Jan 23 2007
“THIS IS NOT JUST A country with a mafia. It is a mafia with a country.” This was the graphic description of one of the ex-Soviet republicans where corruption and organised crime is directed from the top. I don’t recall exactly which country it was, but it was in the neighbourhood of Kazakhstan, Uzbekistan and Turkmenistan.
With the outrageous and very political decision to give the all-clear to senior figures in the Kibaki regime implicated in the Anglo Leasing scandals, Kenya now officially joins the list of nations that can be described as above. A mafia with a country. Perhaps the name of the country should be changed to Kenyanistan.
We were told from Day 1 that the fight against corruption would be fought from the top, and that there would be no sacred cows, no untouchables. Even when it became increasingly clear over the past two years that it was all rhetoric, all a big lie, we held a glimmer of hope. After all, senior Cabinet ministers had stepped aside when named in corruption – something unimaginable during the Moi kleptocracy – and Permanent Secretaries and other senior civil servants sacked and arraigned in court.
But still, there were indications that those were just reluctant actions taken to buy time while things cooled down.
Doubting Thomases have indeed been proved right by anti-corruption chief Aaron Ringera, whose statement in absolving Cabinet ministers of any blame, indeed in finding that no offences had been committed, exposes the Kenya Anti-Corruption Commission for the expensive fraud that it is.
The timing of the announcement exonerating Vice-President Moody Awori, Energy minister Kiraitu Murungi and former Finance minister David Mwiraria was obviously dictated by the politics of the day. It is an election year and all three will be vital cogs in President Kibaki’s re-election campaign machinery.
Justice Ringera’s finding was based very much on rubbishing the claims by self-exiled former PS for Governance and Ethics, Mr John Githongo. A reading of the Kenya Gazette notice reveals that it was not the product of a careful and professional investigation, but merely a pre-determined finding.
Some reasons given for “closure” are quite laughable. It is stated that Mr Githongo was not an investigator, which presumably invalidates anything he may have uncovered about the Anglo Leasing and associated scandals. The evidence he presented to Ringera’s team was also dismissed as inadequate in terms of leading to any prosecution.

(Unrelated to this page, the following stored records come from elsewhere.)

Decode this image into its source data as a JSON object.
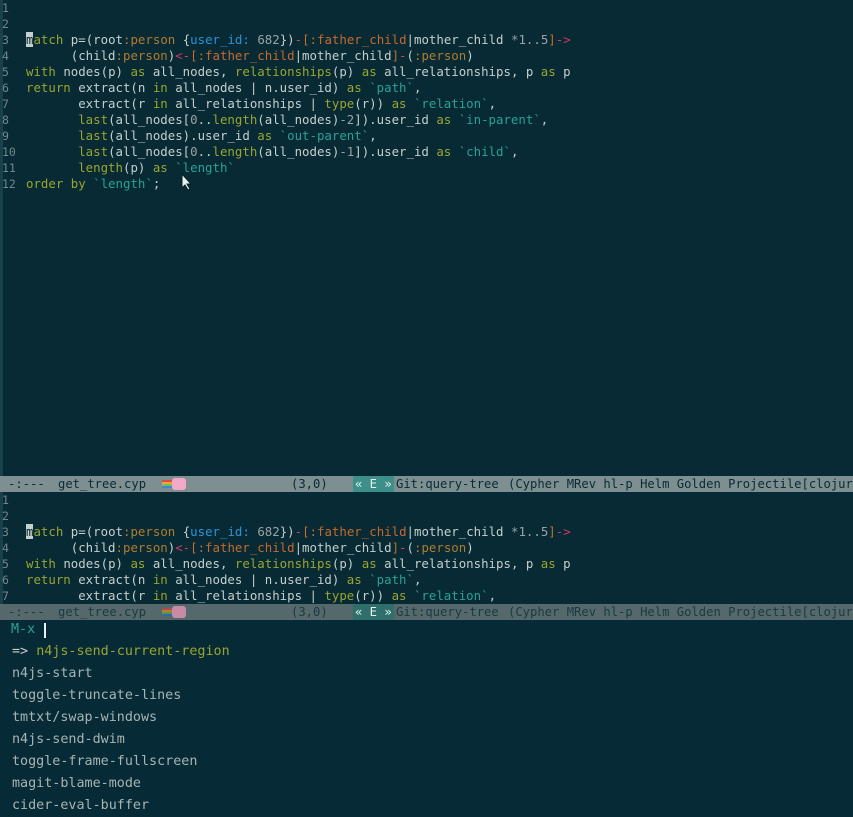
{
  "editor_top": {
    "lines": [
      {
        "n": "1",
        "segs": []
      },
      {
        "n": "2",
        "segs": []
      },
      {
        "n": "3",
        "segs": [
          [
            "cursor-char",
            "m"
          ],
          [
            "kw",
            "atch "
          ],
          [
            "fn",
            "p=("
          ],
          [
            "fn",
            "root"
          ],
          [
            "lbl",
            ":person "
          ],
          [
            "fn",
            "{"
          ],
          [
            "prop",
            "user_id:"
          ],
          [
            "num",
            " 682"
          ],
          [
            "fn",
            "})"
          ],
          [
            "relbr",
            "-"
          ],
          [
            "rel",
            "[:father_child"
          ],
          [
            "fn",
            "|"
          ],
          [
            "fn",
            "mother_child "
          ],
          [
            "num",
            "*1..5"
          ],
          [
            "rel",
            "]"
          ],
          [
            "relbr",
            "->"
          ]
        ]
      },
      {
        "n": "4",
        "segs": [
          [
            "fn",
            "      (child"
          ],
          [
            "lbl",
            ":person"
          ],
          [
            "fn",
            ")"
          ],
          [
            "relbr",
            "<-"
          ],
          [
            "rel",
            "[:father_child"
          ],
          [
            "fn",
            "|"
          ],
          [
            "fn",
            "mother_child"
          ],
          [
            "rel",
            "]"
          ],
          [
            "relbr",
            "-"
          ],
          [
            "fn",
            "("
          ],
          [
            "lbl",
            ":person"
          ],
          [
            "fn",
            ")"
          ]
        ]
      },
      {
        "n": "5",
        "segs": [
          [
            "kw",
            "with "
          ],
          [
            "fn",
            "nodes(p) "
          ],
          [
            "kw",
            "as "
          ],
          [
            "fn",
            "all_nodes, "
          ],
          [
            "kw",
            "relationships"
          ],
          [
            "fn",
            "(p) "
          ],
          [
            "kw",
            "as "
          ],
          [
            "fn",
            "all_relationships, p "
          ],
          [
            "kw",
            "as "
          ],
          [
            "fn",
            "p"
          ]
        ]
      },
      {
        "n": "6",
        "segs": [
          [
            "kw",
            "return "
          ],
          [
            "fn",
            "extract(n "
          ],
          [
            "kw",
            "in "
          ],
          [
            "fn",
            "all_nodes | n.user_id) "
          ],
          [
            "kw",
            "as "
          ],
          [
            "strq",
            "`path`"
          ],
          [
            "fn",
            ","
          ]
        ]
      },
      {
        "n": "7",
        "segs": [
          [
            "fn",
            "       extract(r "
          ],
          [
            "kw",
            "in "
          ],
          [
            "fn",
            "all_relationships | "
          ],
          [
            "kw",
            "type"
          ],
          [
            "fn",
            "(r)) "
          ],
          [
            "kw",
            "as "
          ],
          [
            "strq",
            "`relation`"
          ],
          [
            "fn",
            ","
          ]
        ]
      },
      {
        "n": "8",
        "segs": [
          [
            "kw",
            "       last"
          ],
          [
            "fn",
            "(all_nodes["
          ],
          [
            "num",
            "0"
          ],
          [
            "fn",
            ".."
          ],
          [
            "kw",
            "length"
          ],
          [
            "fn",
            "(all_nodes)"
          ],
          [
            "num",
            "-2"
          ],
          [
            "fn",
            "]).user_id "
          ],
          [
            "kw",
            "as "
          ],
          [
            "strq",
            "`in-parent`"
          ],
          [
            "fn",
            ","
          ]
        ]
      },
      {
        "n": "9",
        "segs": [
          [
            "kw",
            "       last"
          ],
          [
            "fn",
            "(all_nodes).user_id "
          ],
          [
            "kw",
            "as "
          ],
          [
            "strq",
            "`out-parent`"
          ],
          [
            "fn",
            ","
          ]
        ]
      },
      {
        "n": "10",
        "segs": [
          [
            "kw",
            "       last"
          ],
          [
            "fn",
            "(all_nodes["
          ],
          [
            "num",
            "0"
          ],
          [
            "fn",
            ".."
          ],
          [
            "kw",
            "length"
          ],
          [
            "fn",
            "(all_nodes)"
          ],
          [
            "num",
            "-1"
          ],
          [
            "fn",
            "]).user_id "
          ],
          [
            "kw",
            "as "
          ],
          [
            "strq",
            "`child`"
          ],
          [
            "fn",
            ","
          ]
        ]
      },
      {
        "n": "11",
        "segs": [
          [
            "kw",
            "       length"
          ],
          [
            "fn",
            "(p) "
          ],
          [
            "kw",
            "as "
          ],
          [
            "strq",
            "`length`"
          ]
        ]
      },
      {
        "n": "12",
        "segs": [
          [
            "kw",
            "order by "
          ],
          [
            "strq",
            "`length`"
          ],
          [
            "fn",
            ";"
          ]
        ]
      }
    ]
  },
  "editor_bottom": {
    "lines": [
      {
        "n": "1",
        "segs": []
      },
      {
        "n": "2",
        "segs": []
      },
      {
        "n": "3",
        "segs": [
          [
            "cursor-char",
            "m"
          ],
          [
            "kw",
            "atch "
          ],
          [
            "fn",
            "p=("
          ],
          [
            "fn",
            "root"
          ],
          [
            "lbl",
            ":person "
          ],
          [
            "fn",
            "{"
          ],
          [
            "prop",
            "user_id:"
          ],
          [
            "num",
            " 682"
          ],
          [
            "fn",
            "})"
          ],
          [
            "relbr",
            "-"
          ],
          [
            "rel",
            "[:father_child"
          ],
          [
            "fn",
            "|"
          ],
          [
            "fn",
            "mother_child "
          ],
          [
            "num",
            "*1..5"
          ],
          [
            "rel",
            "]"
          ],
          [
            "relbr",
            "->"
          ]
        ]
      },
      {
        "n": "4",
        "segs": [
          [
            "fn",
            "      (child"
          ],
          [
            "lbl",
            ":person"
          ],
          [
            "fn",
            ")"
          ],
          [
            "relbr",
            "<-"
          ],
          [
            "rel",
            "[:father_child"
          ],
          [
            "fn",
            "|"
          ],
          [
            "fn",
            "mother_child"
          ],
          [
            "rel",
            "]"
          ],
          [
            "relbr",
            "-"
          ],
          [
            "fn",
            "("
          ],
          [
            "lbl",
            ":person"
          ],
          [
            "fn",
            ")"
          ]
        ]
      },
      {
        "n": "5",
        "segs": [
          [
            "kw",
            "with "
          ],
          [
            "fn",
            "nodes(p) "
          ],
          [
            "kw",
            "as "
          ],
          [
            "fn",
            "all_nodes, "
          ],
          [
            "kw",
            "relationships"
          ],
          [
            "fn",
            "(p) "
          ],
          [
            "kw",
            "as "
          ],
          [
            "fn",
            "all_relationships, p "
          ],
          [
            "kw",
            "as "
          ],
          [
            "fn",
            "p"
          ]
        ]
      },
      {
        "n": "6",
        "segs": [
          [
            "kw",
            "return "
          ],
          [
            "fn",
            "extract(n "
          ],
          [
            "kw",
            "in "
          ],
          [
            "fn",
            "all_nodes | n.user_id) "
          ],
          [
            "kw",
            "as "
          ],
          [
            "strq",
            "`path`"
          ],
          [
            "fn",
            ","
          ]
        ]
      },
      {
        "n": "7",
        "segs": [
          [
            "fn",
            "       extract(r "
          ],
          [
            "kw",
            "in "
          ],
          [
            "fn",
            "all_relationships | "
          ],
          [
            "kw",
            "type"
          ],
          [
            "fn",
            "(r)) "
          ],
          [
            "kw",
            "as "
          ],
          [
            "strq",
            "`relation`"
          ],
          [
            "fn",
            ","
          ]
        ]
      }
    ]
  },
  "modeline": {
    "state": "-:---",
    "filename": "get_tree.cyp",
    "position": "(3,0)",
    "e_badge": "« E »",
    "vc": "Git:query-tree",
    "modes": "(Cypher MRev hl-p Helm Golden Projectile[clojure-p"
  },
  "minibuffer": {
    "prompt": "M-x",
    "selected_arrow": "=>",
    "candidates": [
      "n4js-send-current-region",
      "n4js-start",
      "toggle-truncate-lines",
      "tmtxt/swap-windows",
      "n4js-send-dwim",
      "toggle-frame-fullscreen",
      "magit-blame-mode",
      "cider-eval-buffer"
    ]
  },
  "colors": {
    "background": "#072a34",
    "modeline": "#7d8f91",
    "keyword": "#9aa52f",
    "label": "#b07c2f",
    "property": "#2a93d6",
    "relationship": "#c66a2c",
    "arrow": "#d23a68",
    "string": "#2aa198"
  }
}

True, maybe, but the statement is silent on what KACC may have done to build up on Mr Githongo’s investigations.
IT IS LUDICROUS FOR THE CHIEF anti-corruption agency to suggest that their job is to sit with arms folded and wait for people who they dismiss as non-investigators to do all the work and present them with cast-iron evidence for prosecution; and if that evidence is inadequate, then there was no crime.
In any case, one of the most important facets of the Anglo Leasing investigations was in holding Cabinet ministers directly responsible for corruption that took place under their watch.
It remains an undisputable fact that Government ministers signed contracts with non-existent companies worth some Sh50 billion, mostly for the supply of non-existent goods and services. The fact that some people have been charged is proof enough that the authorities are persuaded crimes were committed.
But where does the buck stop? With civil servants who followed instructions, or with ministers who gave directions or were involved in the cover-up?
Perhaps absolving the political heads is just a naked attempt to stop the buck going even higher up where it belongs. We are not fighting corruption from the top; our corruption starts from the top!
I was appalled and ashamed to see Kenyans demonstrating against the strong action the Government has taken in guarding our borders against possible infiltration by terrorists as radical elements flee Somalia in the wake of the Ethiopian intervention.
Many of us lost dear friends and relatives to bomb attacks on Kenya by terrorists’, atrocities that are still very fresh in the minds of those affected. The danger such elements still pose cannot be gainsaid. They strike indiscriminately and without a care that the majority of victims will be innocent Kenyans, including women and children.
That their main grievance is against the US and Israel is irrelevant to those who may be the actual victims.
So when Kenyans, including some otherwise respectable Opposition leaders, join in such demonstrations as witnessed last Friday, one must wonder whether they are campaigning for civil liberties or whether they are campaigning on behalf of those who wish to bring us death and destruction.
By all means, the law must be scrupulously observed while handling those suspects who are fleeing Somalia. But that does not mean our borders should be opened wide for those who may wish us harm.
The Nation (Nairobi)
Posted to the web January 22, 2007
By Macharia Gaitho, January 23, 2007, Nairobi, The Nation, AllAfrica Global Media (allAfrica.com), http://allafrica.com/stories/200701221735.html